►

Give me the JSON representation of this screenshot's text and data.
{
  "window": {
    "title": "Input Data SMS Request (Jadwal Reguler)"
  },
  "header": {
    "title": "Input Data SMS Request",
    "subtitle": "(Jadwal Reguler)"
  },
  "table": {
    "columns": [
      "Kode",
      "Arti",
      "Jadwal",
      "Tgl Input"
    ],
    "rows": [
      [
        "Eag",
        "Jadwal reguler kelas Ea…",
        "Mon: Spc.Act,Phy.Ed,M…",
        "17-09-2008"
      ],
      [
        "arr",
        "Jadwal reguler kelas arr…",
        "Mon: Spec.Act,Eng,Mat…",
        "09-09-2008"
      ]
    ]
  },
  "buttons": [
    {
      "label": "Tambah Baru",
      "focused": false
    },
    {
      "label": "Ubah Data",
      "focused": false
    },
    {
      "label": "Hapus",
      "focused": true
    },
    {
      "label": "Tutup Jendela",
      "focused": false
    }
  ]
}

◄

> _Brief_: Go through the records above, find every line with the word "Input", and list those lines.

> _Finished task_:
    "title": "Input Data SMS Request (Jadwal Reguler)"
    "title": "Input Data SMS Request",
      "Tgl Input"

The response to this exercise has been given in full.